At first, it is a little intimidating being in the open with the lions and only a stick in hand, but as the walk continued we became a little more confident. It was fun to watch how the lions interact and play.

The lions seemed comfortable enough around people, but it was definitely better to keep them in sight than to have one behind you. Even though they have been hand-reared, at the end of the day they are lions and it is important to be aware of that.

Also, only younger lions are allowed for walking with lions. As they get older, they become too dominant and unpredictable.

They Posed Perfectly For Photos When Coaxed With Some Meat As A Reward
What A Stunningly Beautiful Animal

Interesting Lion Facts:

Some cool facts we learned about lions that we did not know before were:

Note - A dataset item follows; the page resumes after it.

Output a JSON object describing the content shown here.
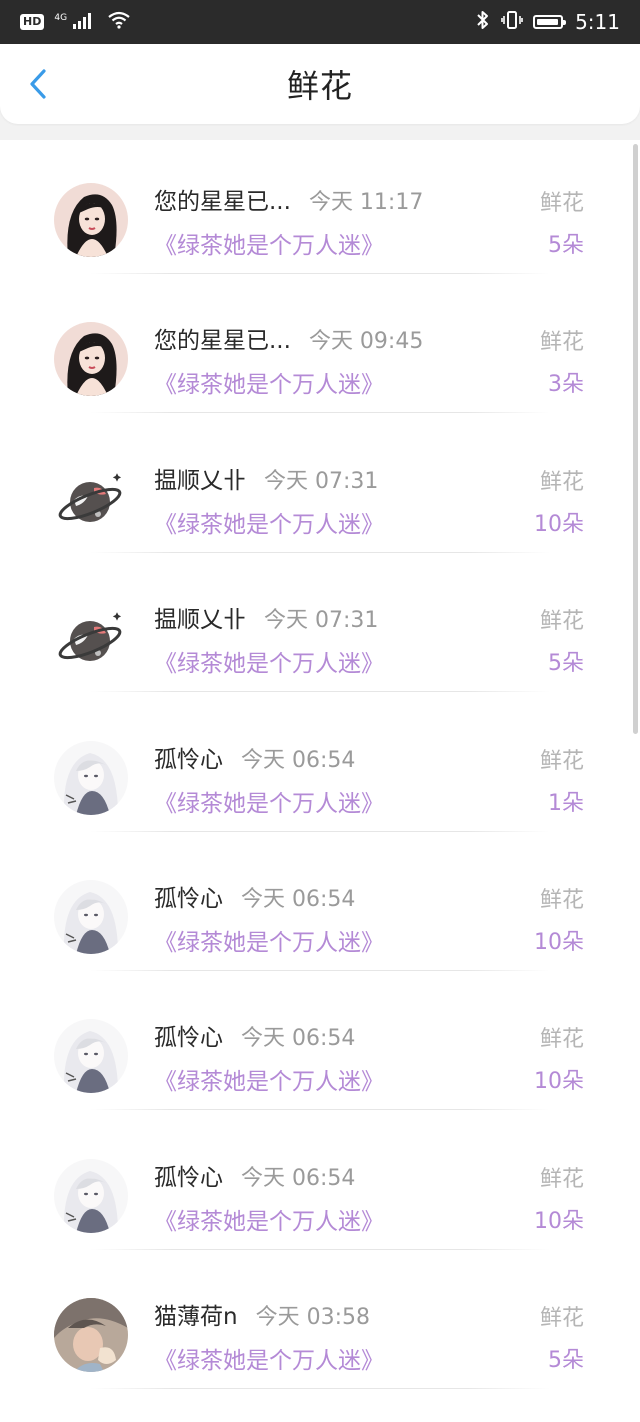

  • Males guard the pride’s territory, females do most of the hunting.
  • A lion’s tongue is enough to take your skin off if it licks you because of the barbs on the tongue. A lion started licking one of the guys in our walking group and they had the lion stop, but luckily the guy was wearing long pants, too.
  • Most lions drink water daily if available, but can go four or five days without it.
  • After the kill, the males usually eat first, lionesses next, and the cubs get what’s left.
Our Walking Group

What If It Rains?

Do not cancel your walk if it is raining. We were told that during less favorable weather, the lions have more energy. In the heat of the day, they can become lazy and could instead decide that they just want to laze under the shade of a tree.

Walking With Lions Was Incredible — But We Wouldn’t Do It Again

When done properly, walking with lions can be an incredible experience. But even so, the experience left us a bit torn. Looking back at the experience now (in 2021), with the additional knowledge we have from traveling through all these years, we wonder if it was a legitimate conservation facility. At the time of this update in April 2021, it appears that these lion walks are no longer offered.

It does not feel right to exploit wildlife to ‘save it.’ What we have learned since really makes us feel like a lion walk falls into a lot of grey areas.

When we walked with the lions, we had good intentions. We are huge animal lovers and wanted to know what it felt like to be up close with some incredible wildlife. It was our first time visiting South Africa and the opportunities are all so overwhelming, feel endless, and like anything is possible. We also wanted to support what we felt was a legitimate conservation effort.

We should have done more research and asked more questions. Just because you CAN do something, does not always mean that you should.

Have you ever walked with lions or any other otherwise dangerous animal? What was your experience like?


Updated April 2021